Fair, Equitable, and Legally Defensible Stormwater Enterprise Funds: Part Three of an Ongoing Series

Read Part One: Be Prepared With Your Funding of Expanded Stormwater Services

Read Part Two: What Is A Stormwater Utility Enterprise Fund?

More than 1,000 communities have switched from general fund revenue to a system of user fees under a stormwater utility enterprise fund to pay for stormwater services.  With a stormwater utility, everyone pays their fair share of the cost of stormwater management. Further, the legal design of stormwater fees encourages proactive measures on the part of stakeholders to reduce impacts on the overall stormwater system, such as rain gardens, swales, and detention basins, and rewards those who’ve already put these relatively simple and cost-effective measures in place. The amount that any individual customer pays is based on their demand for stormwater management services and the cost of services that are provided. Understanding how stakeholders and the courts understand these fees as “fair” will assist in implementing a stormwater utility enterprise fund.

Legal Test

Establishing the nexus between the fees that are charged and the services provided has been the basis of determining the fairness of stormwater utility fees from the beginning. A precedent-setting and frequently cited court ruling is Bolt v City of Lansing (1998).  In that case, the Michigan Supreme Court established three tests that a stormwater utility fee must pass to be fair, equitable and legally defensible: 

  • Fee is for a regulatory purpose with public benefits for those charged 
  • Fee is proportional to the cost of services received (or provided), and
  • Fee is voluntary (i.e. there is a means to opt out of paying for the fee when no services are received).
Regulatory Purpose 

All stormwater programs, with or without a stormwater utility, serve a regulatory purpose. Therefore, this test is rarely the basis of any challenge.  Stormwater programs are all regulatory driven ranging from public health and safety; floodplain management; National Pollutant Discharge Elimination System (NPDES) Municipal Separate Storm Sewer System (MS4) permitting; and pollutant reduction targets of Total Maximum Daily Loads (TMDL). Clarity on what these goals are, and progress towards them, should be part of the utility’s mission.

Fee Proportionality 

The proportionality of the fee to the cost of services is the most common basis for legal challenges.  Fair, equitable, and legally defensible utilities establish a nexus between not only the runoff characteristics of each parcel and what percent of the cost of the stormwater program that is paid, but also between the services required to manage the volume and water quality of runoff and the portion of fee that is paid. 
Courts have been lenient in their interpretation on how a community calculates the fair share that each customer is charged.  If the logic meets the test of being reasonable, courts have ruled in favor of the stormwater utility. The most common algorithm for calculating runoff proportionality is determined by the amount of impervious area.  There are variations to this methodology and objections to these methods are few.
The public’s concerns are what are they going to get in consideration for paying the stormwater fee and are they getting their money’s worth.  Tools to assist in reducing the fee, and to see where the paid fee goes, will help address these concerns.
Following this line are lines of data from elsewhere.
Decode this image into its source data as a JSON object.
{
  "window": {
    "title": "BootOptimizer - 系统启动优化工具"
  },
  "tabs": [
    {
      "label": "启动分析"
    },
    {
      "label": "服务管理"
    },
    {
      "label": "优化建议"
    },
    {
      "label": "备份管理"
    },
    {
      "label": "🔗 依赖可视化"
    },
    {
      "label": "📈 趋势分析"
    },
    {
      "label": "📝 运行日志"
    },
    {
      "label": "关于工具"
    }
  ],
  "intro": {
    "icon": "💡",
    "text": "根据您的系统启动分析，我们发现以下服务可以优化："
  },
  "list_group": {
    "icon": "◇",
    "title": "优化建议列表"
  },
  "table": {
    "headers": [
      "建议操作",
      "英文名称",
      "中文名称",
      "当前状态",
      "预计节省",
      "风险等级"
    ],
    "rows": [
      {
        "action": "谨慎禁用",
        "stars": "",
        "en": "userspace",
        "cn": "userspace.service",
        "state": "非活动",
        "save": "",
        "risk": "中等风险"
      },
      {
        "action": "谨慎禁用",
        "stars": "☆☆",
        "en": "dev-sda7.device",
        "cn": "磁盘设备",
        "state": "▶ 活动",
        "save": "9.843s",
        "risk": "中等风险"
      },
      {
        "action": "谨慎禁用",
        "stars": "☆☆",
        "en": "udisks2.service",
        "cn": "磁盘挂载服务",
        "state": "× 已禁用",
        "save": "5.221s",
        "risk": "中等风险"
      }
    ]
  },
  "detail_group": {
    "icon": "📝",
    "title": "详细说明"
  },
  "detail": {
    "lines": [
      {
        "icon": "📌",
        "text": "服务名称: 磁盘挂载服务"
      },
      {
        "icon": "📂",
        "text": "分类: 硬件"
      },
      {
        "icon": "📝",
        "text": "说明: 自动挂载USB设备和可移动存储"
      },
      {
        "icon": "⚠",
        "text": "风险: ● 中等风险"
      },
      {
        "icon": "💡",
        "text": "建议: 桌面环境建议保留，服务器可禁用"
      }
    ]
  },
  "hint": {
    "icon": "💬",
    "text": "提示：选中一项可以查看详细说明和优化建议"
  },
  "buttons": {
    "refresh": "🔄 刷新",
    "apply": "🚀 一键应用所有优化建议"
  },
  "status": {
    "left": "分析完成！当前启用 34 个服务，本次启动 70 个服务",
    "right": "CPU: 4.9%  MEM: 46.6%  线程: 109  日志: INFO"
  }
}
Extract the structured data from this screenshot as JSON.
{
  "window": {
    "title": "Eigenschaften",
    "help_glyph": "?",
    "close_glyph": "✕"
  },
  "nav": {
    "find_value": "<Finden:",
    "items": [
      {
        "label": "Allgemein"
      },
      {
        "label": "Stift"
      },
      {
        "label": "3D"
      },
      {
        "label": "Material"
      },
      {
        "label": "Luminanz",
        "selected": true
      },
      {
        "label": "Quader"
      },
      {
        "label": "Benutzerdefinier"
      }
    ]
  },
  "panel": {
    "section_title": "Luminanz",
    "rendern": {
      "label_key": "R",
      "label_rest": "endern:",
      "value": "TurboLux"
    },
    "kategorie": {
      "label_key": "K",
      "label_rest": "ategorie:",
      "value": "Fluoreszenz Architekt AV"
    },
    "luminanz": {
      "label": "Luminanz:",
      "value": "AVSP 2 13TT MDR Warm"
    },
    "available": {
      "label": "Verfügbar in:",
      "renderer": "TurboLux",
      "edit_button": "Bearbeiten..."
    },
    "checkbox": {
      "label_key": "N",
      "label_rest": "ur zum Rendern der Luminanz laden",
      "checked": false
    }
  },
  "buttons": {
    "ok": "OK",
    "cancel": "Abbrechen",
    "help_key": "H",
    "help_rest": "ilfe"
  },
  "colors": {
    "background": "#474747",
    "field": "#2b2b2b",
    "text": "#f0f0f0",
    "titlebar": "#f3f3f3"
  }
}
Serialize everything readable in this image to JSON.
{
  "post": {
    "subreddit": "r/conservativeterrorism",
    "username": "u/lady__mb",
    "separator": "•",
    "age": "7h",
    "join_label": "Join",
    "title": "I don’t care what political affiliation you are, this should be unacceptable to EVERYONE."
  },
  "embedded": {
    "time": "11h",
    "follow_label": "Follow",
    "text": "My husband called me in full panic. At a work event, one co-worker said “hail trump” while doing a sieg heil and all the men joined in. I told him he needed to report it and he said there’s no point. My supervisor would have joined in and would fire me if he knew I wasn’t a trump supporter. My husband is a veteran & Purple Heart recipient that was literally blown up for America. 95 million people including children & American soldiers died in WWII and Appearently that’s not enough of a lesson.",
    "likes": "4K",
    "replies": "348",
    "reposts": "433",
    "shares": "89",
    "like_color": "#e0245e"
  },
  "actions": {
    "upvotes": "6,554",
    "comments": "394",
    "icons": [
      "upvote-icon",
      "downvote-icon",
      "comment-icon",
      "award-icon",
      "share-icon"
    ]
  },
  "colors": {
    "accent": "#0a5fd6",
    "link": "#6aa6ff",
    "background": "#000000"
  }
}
Voluntary Fee

To be a true stormwater user fee, courts have ruled that the fee must be voluntary.  Customers must be given the opportunity to opt out of all or part of the fee.  The courts interpret the voluntary nature of stormwater utility fees through the utility’s system of credits, rebates, in-kind services and service areas that allows the user to adjust/modify stormwater fees so that the individual pays only for the services that they receive.  Courts and utility oversight agencies have ruled that to be considered a user fee, there must be a credit given that is proportional to the cost of the services avoided by the actions taken by an individual stormwater user. 


  • Credits are granted to individuals who build and properly maintain their own stormwater management facilities.  These credits are an acknowledgement of the reduction of service impact that results from the controls of the privately operated stormwater system on the municipal stormwater system and permit compliance programs.  
  • Rebates are a onetime payment to customers for privately constructed stormwater facilities.  A rebate is often used with single family residential customers who receive the credit in one lump sum. 
  • In-Kind Services is another method to create a win-win situation and to help develop public acceptance of the utility. This is a strategy that can be used with school districts that agree to assist with public education through their curriculum or by donating land for the construction of a stormwater best management practice (BMP) for community educational purposes.
  • Service Areas allow communities to adjust fees over large multiple parcel zones that require fewer or less costly services to manage stormwater runoff.  As an example, Georgia’s Athens-Clarke County has five (5) service areas: Urban, Rural, University of Georgia, Riparian and MS4 Permits.  
A Strong Defense   

Case law on stormwater utilities demonstrates the need for municipalities to work with experts who can pass these three tests of regulatory purpose, proportionality and the voluntary nature of the user fees. A recent challenge of a Pennsylvania stormwater fee could have been avoided with more attention to the voluntary nature of setting the proposed user fees. The challenge to the proposed fees arose from strong opposition from the agricultural community. These agricultural operations claimed the fees were excessive because there was not enough consideration nor any discount given for the beneficial land management practices that were already incorporated into their farming operations.